Pennsylvanians had been clamoring for a new road between Philadelphia and Lancaster for years, but the government just couldn’t afford it. So in 1792 the state chartered a company that would build the nation’s first private turnpike–62 miles of stone and gravel–in exchange for the right to collect tolls
A few weeks back, at an event to celebrate the role of women in finance, Treasury Secretary Timothy Geithner tried to get things started with a joke. He said he had recently come across a headline that asked, “What If Women Ran Wall Street?” “Now that’s an excellent question, but it’s kind of a low bar,” Geithner continued, deadpan amid rising laughter
Lloyd Blankfein, the 54-year-old chairman and CEO of Goldman Sachs, is powerfully perplexed. In the past six months, his investment-banking and securities-trading firm has roared ahead in profitability by taking risks that other firms would not for itself and its clients in an edgy market. It has paid back the billions of dollars, and then some, of taxpayer money the government forced it to take last October; raised billions of dollars in capital from private investors, including $5 billion from Warren Buffett; and urged its cadre of well-paid and high-performing executives to show some restraint on the conspicuous-consumption front.
A Brazilian supreme court judge on Tuesday suspended a lower court’s order that would have given custody of a 9-year-old boy to the U.S. consulate in Rio de Janeiro, where he was to be reunited with his American father. Judge Marco Aurelio argued against taking Sean Richard Goldman from what has been his home for almost five years to the United States “in an abrupt manner.” Doing so, he wrote in his order published on the supreme court’s Web site, could subject the boy to psychological harm.
Citigroup chief financial officer Ned Kelly was trying to explain an aspect of the bank’s better-than-expected first-quarter results on Friday morning when star analyst Meredith Whitney interrupted him. “Could you dumb that down for me?” she asked. It was the question of the week.

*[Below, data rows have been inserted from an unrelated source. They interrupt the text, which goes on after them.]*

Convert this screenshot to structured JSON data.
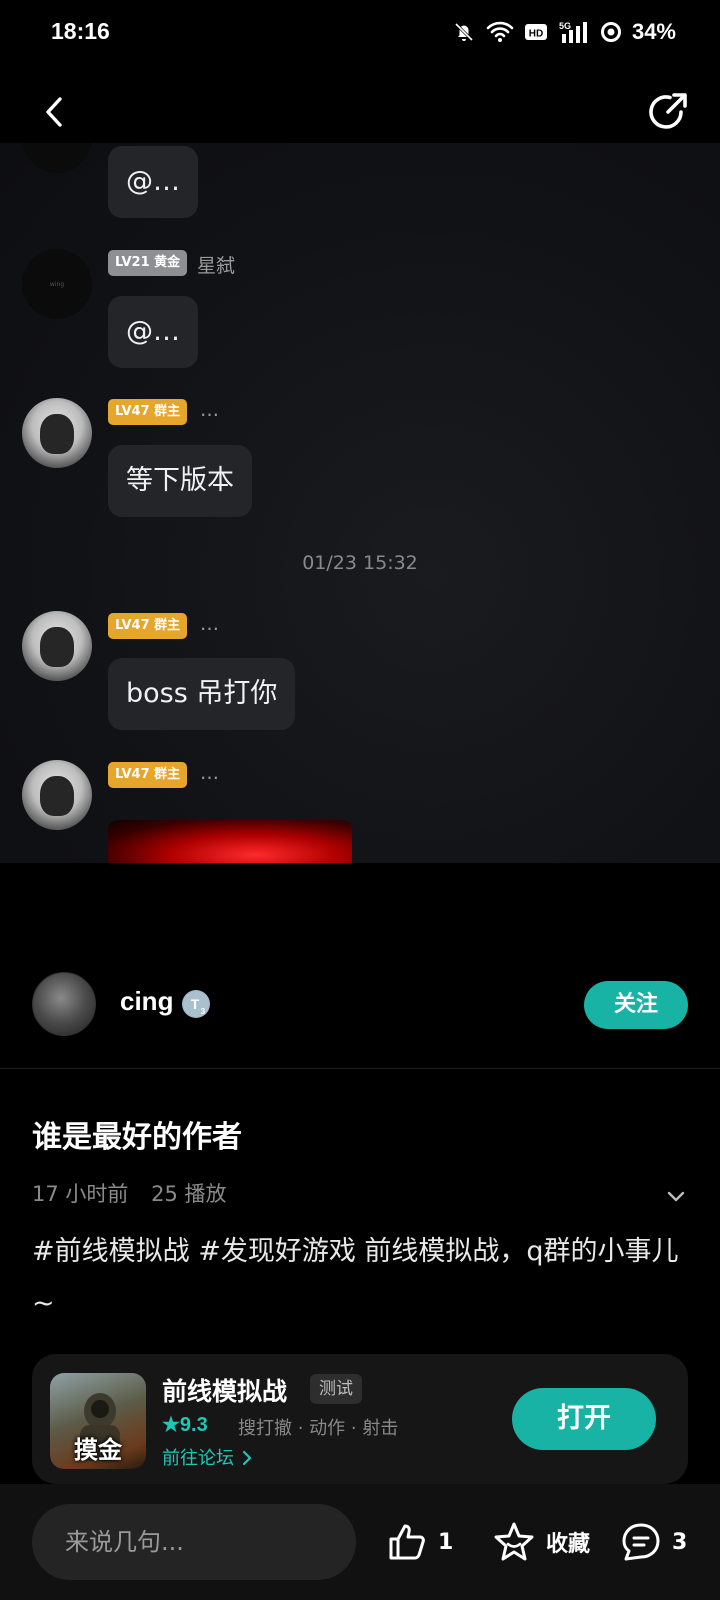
{
  "status_bar": {
    "time": "18:16",
    "battery": "34%",
    "icons": [
      "bell-muted-icon",
      "wifi-icon",
      "hd-icon",
      "5g-signal-icon",
      "ring-icon"
    ]
  },
  "nav": {
    "back_icon": "chevron-left-icon",
    "share_icon": "share-icon"
  },
  "video": {
    "messages": [
      {
        "badge": "",
        "name": "",
        "text": "@…"
      },
      {
        "badge": "LV21 黄金",
        "name": "星弑",
        "text": "@…"
      },
      {
        "badge": "LV47 群主",
        "name": "…",
        "text": "等下版本"
      },
      {
        "badge": "LV47 群主",
        "name": "…",
        "text": "boss 吊打你"
      },
      {
        "badge": "LV47 群主",
        "name": "…",
        "text": ""
      }
    ],
    "timestamp": "01/23 15:32",
    "avatar_dark_text": "wing"
  },
  "author": {
    "name": "cing",
    "follow_label": "关注"
  },
  "post": {
    "title": "谁是最好的作者",
    "time_ago": "17 小时前",
    "plays": "25 播放",
    "description": "#前线模拟战 #发现好游戏 前线模拟战，q群的小事儿~"
  },
  "game": {
    "name": "前线模拟战",
    "tag": "测试",
    "rating": "★9.3",
    "genres": "搜打撤 · 动作 · 射击",
    "forum_link": "前往论坛",
    "icon_text": "摸金",
    "open_label": "打开"
  },
  "bottom": {
    "comment_placeholder": "来说几句...",
    "likes": "1",
    "favorite_label": "收藏",
    "comments": "3"
  },
  "colors": {
    "accent": "#18b3a5",
    "badge_gold": "#e6a62b",
    "badge_gray": "#8e8f93"
  }
}
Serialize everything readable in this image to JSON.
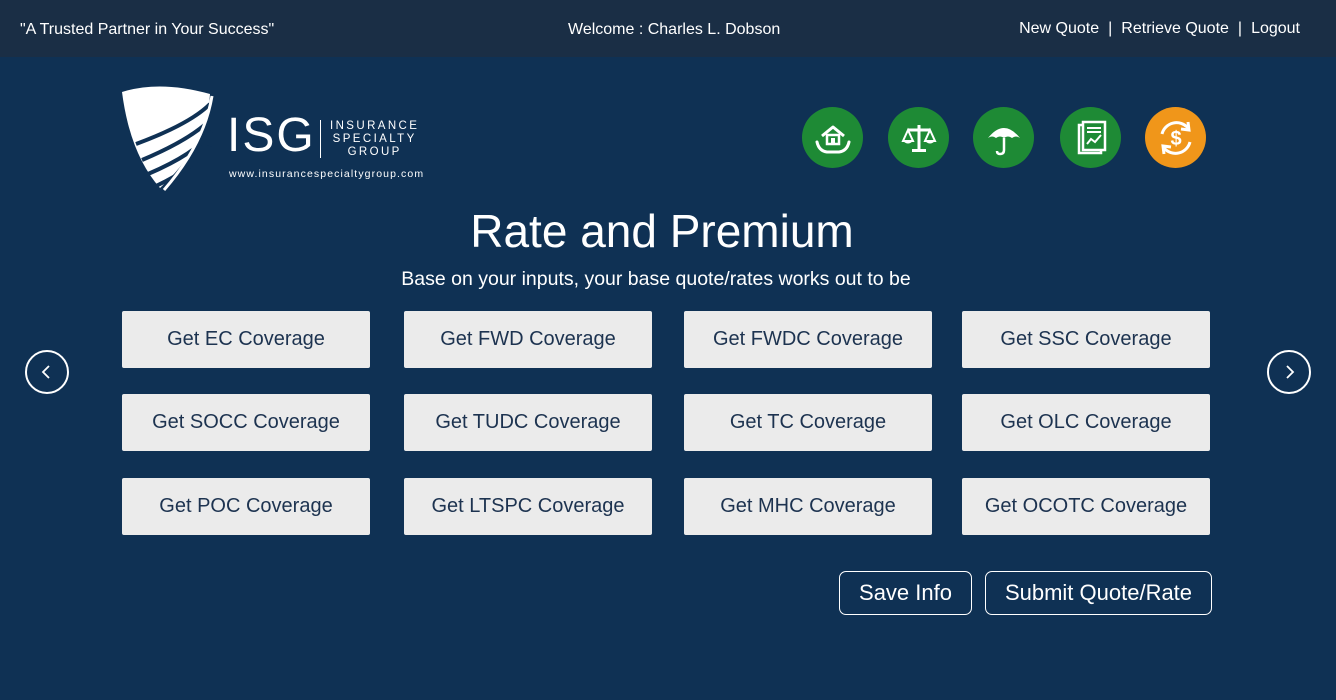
{
  "header": {
    "tagline": "\"A Trusted Partner in Your Success\"",
    "welcome": "Welcome : Charles L. Dobson",
    "nav": {
      "new_quote": "New Quote",
      "separator": "|",
      "retrieve_quote": "Retrieve Quote",
      "logout": "Logout"
    }
  },
  "logo": {
    "name": "ISG",
    "line1": "INSURANCE",
    "line2": "SPECIALTY",
    "line3": "GROUP",
    "url": "www.insurancespecialtygroup.com"
  },
  "icons": [
    {
      "name": "home-protection-icon",
      "color": "#1e8a35"
    },
    {
      "name": "scales-icon",
      "color": "#1e8a35"
    },
    {
      "name": "umbrella-icon",
      "color": "#1e8a35"
    },
    {
      "name": "document-chart-icon",
      "color": "#1e8a35"
    },
    {
      "name": "dollar-refresh-icon",
      "color": "#f0961a"
    }
  ],
  "main": {
    "title": "Rate and Premium",
    "subtitle": "Base on your inputs, your base quote/rates works out to be",
    "coverage_buttons": [
      "Get EC Coverage",
      "Get FWD Coverage",
      "Get FWDC Coverage",
      "Get SSC Coverage",
      "Get SOCC Coverage",
      "Get TUDC Coverage",
      "Get TC Coverage",
      "Get OLC Coverage",
      "Get POC Coverage",
      "Get LTSPC Coverage",
      "Get MHC Coverage",
      "Get OCOTC Coverage"
    ]
  },
  "actions": {
    "save": "Save Info",
    "submit": "Submit Quote/Rate"
  },
  "colors": {
    "background": "#0f3154",
    "topbar": "#1a2e45",
    "button_bg": "#ebebeb",
    "button_text": "#1d3350"
  }
}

An 8-year-old American boy is caught in the middle of an ugly custody battle so high profile that Secretary of State Hillary Clinton is using her clout to try to bring the boy home.